In 1963 Winson Hudson finally registered to vote in Leake County, interpreting part of the state constitution by saying, “It meant what it said and it said what it meant.” Hudson, born in the county’s hill country in 1916, had made her first attempt in 1937. Hudson lived her entire life in Harmony, a five-thousand-acre rural all-black community where families owned their land and homes and were highly protective of both.
Winson Hudson and her sister, Dovie, also filed the first lawsuit to desegregate the public schools in a rural Mississippi county, and in 1964 Debra Lewis entered first grade at the previously all-white grammar school. She was escorted to the school by Jean Fairfax of the American Friends Service Committee and Derrick Bell, the attorney from the National Association for the Advancement of Colored People (NAACP) Legal Defense Fund who had filed the lawsuit. Both groups continued to support Winson Hudson and her work in the county.
Hudson had helped to establish the county NAACP chapter in 1962 and served as its president for thirty-eight years.
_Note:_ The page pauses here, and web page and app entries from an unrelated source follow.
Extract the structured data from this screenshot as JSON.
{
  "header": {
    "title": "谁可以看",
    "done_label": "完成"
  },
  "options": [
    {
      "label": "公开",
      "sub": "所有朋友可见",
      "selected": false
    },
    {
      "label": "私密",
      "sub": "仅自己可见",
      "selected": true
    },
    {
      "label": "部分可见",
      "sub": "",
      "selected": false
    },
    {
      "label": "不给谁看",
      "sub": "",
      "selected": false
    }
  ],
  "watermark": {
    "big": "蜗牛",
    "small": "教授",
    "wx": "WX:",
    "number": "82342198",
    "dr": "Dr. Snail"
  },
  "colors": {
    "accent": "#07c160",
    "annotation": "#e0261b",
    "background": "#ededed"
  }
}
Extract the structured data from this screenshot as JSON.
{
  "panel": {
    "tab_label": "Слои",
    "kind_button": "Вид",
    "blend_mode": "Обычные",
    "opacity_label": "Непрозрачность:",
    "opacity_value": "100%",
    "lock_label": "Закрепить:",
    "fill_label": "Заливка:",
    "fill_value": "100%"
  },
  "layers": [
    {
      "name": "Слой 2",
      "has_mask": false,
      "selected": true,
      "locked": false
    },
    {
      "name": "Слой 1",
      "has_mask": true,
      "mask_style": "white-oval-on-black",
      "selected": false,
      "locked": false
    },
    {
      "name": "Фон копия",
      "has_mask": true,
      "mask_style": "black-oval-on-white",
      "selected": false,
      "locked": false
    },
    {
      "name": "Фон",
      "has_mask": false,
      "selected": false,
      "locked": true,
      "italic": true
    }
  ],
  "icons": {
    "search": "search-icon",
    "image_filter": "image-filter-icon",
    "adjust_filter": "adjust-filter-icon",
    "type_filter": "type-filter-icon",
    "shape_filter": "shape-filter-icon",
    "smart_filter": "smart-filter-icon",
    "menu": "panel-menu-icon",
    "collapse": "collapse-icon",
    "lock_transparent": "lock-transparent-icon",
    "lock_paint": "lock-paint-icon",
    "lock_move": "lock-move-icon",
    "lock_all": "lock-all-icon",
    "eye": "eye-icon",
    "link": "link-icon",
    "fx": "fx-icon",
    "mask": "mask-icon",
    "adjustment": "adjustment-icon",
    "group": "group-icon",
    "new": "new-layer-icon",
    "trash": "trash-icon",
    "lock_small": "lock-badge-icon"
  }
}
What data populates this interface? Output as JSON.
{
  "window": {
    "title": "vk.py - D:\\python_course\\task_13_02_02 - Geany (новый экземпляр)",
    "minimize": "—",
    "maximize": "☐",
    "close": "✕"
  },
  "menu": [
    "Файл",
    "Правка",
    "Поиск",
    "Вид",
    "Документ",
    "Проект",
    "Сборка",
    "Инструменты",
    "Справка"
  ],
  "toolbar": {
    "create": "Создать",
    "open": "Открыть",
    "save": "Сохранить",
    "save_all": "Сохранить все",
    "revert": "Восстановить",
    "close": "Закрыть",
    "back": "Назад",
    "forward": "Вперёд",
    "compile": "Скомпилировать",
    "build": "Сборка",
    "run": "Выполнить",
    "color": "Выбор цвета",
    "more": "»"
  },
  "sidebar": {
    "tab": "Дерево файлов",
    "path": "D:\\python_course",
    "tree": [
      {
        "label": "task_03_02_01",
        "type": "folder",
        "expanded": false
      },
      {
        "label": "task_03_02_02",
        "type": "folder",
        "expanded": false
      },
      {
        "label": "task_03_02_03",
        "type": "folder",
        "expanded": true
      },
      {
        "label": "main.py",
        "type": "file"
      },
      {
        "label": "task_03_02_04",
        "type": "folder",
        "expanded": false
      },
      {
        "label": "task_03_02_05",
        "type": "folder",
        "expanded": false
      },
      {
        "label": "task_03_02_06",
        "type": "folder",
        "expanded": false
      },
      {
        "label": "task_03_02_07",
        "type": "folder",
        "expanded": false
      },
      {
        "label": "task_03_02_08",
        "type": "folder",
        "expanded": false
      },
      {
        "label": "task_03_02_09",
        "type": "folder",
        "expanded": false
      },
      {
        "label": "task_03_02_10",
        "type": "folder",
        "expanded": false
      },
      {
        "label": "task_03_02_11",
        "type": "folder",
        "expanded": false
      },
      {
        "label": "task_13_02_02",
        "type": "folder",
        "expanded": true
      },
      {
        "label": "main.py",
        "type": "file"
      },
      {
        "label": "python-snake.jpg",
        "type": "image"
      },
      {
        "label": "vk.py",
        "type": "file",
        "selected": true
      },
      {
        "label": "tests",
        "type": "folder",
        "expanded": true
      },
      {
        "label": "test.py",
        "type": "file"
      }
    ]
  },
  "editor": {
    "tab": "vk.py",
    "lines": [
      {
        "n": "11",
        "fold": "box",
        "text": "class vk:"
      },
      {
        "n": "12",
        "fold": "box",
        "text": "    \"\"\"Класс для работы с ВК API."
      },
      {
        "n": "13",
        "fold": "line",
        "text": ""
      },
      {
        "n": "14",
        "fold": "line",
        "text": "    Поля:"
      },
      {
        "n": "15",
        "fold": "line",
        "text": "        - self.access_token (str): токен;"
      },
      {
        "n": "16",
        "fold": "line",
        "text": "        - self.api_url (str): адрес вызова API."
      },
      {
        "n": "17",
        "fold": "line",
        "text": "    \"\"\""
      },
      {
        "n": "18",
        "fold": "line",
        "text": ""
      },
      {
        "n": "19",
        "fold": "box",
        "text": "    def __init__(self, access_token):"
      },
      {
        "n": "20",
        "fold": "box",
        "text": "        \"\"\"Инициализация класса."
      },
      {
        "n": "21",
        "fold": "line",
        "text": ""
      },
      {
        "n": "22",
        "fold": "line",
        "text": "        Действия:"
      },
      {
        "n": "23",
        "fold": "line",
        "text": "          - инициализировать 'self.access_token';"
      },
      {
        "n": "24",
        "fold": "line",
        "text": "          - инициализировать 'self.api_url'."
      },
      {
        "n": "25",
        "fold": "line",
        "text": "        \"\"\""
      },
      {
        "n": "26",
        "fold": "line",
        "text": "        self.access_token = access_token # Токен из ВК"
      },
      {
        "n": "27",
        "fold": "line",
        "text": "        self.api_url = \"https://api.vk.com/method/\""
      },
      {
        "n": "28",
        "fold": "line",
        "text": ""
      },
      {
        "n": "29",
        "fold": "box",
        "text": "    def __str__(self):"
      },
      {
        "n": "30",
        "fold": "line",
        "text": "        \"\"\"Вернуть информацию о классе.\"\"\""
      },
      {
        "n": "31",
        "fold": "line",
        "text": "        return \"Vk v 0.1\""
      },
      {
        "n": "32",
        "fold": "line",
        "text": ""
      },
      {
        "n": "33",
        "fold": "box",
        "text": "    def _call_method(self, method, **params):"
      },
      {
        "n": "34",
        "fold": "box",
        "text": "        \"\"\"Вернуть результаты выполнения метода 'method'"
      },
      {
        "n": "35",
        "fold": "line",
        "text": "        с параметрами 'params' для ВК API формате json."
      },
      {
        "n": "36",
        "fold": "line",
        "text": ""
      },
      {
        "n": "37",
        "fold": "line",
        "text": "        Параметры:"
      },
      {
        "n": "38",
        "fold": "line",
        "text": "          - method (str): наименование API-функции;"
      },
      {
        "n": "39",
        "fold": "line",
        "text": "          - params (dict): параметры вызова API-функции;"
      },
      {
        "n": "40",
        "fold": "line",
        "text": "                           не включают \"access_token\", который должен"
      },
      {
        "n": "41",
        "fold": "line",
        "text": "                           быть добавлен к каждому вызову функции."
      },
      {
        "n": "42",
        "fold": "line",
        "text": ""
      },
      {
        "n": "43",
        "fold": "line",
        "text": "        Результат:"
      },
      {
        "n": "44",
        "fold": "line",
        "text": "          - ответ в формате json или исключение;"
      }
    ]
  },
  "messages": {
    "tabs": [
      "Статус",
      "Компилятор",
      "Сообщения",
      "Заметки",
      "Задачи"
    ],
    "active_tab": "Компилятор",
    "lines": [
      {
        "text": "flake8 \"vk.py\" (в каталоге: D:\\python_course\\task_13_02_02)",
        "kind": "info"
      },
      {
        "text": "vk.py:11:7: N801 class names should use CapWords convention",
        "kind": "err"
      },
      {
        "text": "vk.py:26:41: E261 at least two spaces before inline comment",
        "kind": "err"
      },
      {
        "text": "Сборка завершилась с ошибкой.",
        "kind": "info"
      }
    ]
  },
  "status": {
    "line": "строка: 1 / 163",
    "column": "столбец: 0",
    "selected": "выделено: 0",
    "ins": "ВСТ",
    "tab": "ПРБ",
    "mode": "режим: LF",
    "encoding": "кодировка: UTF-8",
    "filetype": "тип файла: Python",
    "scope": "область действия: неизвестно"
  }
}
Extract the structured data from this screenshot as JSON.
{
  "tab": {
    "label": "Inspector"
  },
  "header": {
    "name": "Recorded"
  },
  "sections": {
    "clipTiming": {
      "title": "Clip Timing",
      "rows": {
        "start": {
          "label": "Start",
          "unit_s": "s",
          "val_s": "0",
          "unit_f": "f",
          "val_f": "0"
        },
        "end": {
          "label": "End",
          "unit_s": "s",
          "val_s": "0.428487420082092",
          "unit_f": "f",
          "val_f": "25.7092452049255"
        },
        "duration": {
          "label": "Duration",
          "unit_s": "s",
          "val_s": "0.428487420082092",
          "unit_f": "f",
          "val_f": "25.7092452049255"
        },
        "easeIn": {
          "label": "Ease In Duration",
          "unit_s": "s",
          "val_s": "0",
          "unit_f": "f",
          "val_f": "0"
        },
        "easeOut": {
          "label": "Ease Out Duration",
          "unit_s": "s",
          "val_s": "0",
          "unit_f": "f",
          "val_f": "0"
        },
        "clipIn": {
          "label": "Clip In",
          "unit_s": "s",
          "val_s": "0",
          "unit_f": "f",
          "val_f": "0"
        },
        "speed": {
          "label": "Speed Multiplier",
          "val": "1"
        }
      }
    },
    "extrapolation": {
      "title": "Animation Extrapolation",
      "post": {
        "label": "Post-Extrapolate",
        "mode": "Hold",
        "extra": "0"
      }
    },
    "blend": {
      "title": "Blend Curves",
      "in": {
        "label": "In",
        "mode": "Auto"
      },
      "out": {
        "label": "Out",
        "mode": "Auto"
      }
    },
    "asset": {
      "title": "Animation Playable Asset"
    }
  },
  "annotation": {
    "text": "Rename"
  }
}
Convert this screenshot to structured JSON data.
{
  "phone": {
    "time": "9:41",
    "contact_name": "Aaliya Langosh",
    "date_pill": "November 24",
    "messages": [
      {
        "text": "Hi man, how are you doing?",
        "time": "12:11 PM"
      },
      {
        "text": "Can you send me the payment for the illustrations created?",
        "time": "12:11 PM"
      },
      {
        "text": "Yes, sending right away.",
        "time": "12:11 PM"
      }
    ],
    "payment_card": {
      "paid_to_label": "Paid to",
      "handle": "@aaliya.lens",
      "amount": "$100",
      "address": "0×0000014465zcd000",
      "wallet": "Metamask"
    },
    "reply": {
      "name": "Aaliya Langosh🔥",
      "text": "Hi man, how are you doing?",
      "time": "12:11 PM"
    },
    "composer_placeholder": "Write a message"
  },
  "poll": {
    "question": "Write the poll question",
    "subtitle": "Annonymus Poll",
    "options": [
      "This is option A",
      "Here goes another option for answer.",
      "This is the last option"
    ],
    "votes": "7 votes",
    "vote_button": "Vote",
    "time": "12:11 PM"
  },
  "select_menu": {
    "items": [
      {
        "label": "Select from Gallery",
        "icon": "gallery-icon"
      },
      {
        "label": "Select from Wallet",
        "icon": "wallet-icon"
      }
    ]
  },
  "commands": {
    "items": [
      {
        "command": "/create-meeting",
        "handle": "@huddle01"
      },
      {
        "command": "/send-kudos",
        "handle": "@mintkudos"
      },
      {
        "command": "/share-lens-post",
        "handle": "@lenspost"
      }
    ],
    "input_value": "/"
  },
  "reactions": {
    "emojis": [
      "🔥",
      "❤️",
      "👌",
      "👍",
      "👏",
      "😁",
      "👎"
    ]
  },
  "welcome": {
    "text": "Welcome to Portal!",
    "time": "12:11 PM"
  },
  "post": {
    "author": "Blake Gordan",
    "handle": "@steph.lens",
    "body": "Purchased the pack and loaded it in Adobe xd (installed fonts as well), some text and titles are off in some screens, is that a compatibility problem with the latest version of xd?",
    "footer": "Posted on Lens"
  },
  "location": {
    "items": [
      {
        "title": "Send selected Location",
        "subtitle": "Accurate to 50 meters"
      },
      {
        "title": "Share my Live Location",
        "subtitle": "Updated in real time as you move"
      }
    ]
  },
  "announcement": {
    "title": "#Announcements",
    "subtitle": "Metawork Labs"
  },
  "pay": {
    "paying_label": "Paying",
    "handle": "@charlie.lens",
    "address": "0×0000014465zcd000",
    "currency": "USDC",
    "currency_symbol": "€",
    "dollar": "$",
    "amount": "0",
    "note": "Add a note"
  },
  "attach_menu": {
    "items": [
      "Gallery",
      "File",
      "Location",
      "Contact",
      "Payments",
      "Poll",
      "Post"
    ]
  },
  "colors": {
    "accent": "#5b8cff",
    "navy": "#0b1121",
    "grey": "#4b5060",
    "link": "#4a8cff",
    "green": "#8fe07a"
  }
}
Her work included voting rights, school desegregation, health care, government loans, telephone service, good roads, housing, and child care—all intertwined with the black freedom struggle. She helped to welcome and house the young volunteers who came to work in Leake County during the 1964 Freedom Summer. She perceived current challenges and faced them individually or through the NAACP chapter, and in the closing years of her life she tried to convince young people about the importance of education and avoiding the fast track to prison, particularly for young black men. She had been heartbroken in 1978, when one of her early Head Start students, Earl Johnson, was executed at Parchman Penitentiary at age eighteen. She also stressed the importance of “saving our people’s land and houses. There will be people, buildings, and cars and things going to the moon and people living on another planet, but there won’t be no more land.”
The role that Hudson and other African American women played in the civil rights movement at the local level in black communities is sometimes overlooked. She was friends with another Mississippi freedom fighter, Mae Bertha Carter, of Drew, and recalled with pleasure a visit to the University of Virginia where the two of them met Max Kennedy, Robert Kennedy’s son, and sang to him, “Has anyone here seen my old friend Bobby?” Hudson received many honors and awards, including the NAACP Freedom Award for Outstanding Community Service. She died in April 2002.
- Winson Hudson and Constance Curry, Mississippi Harmony, Memoirs of a Freedom Fighter (2002)
- Brian Lanker, I Dream a World: Portraits of Black Women Who Changed America (1999)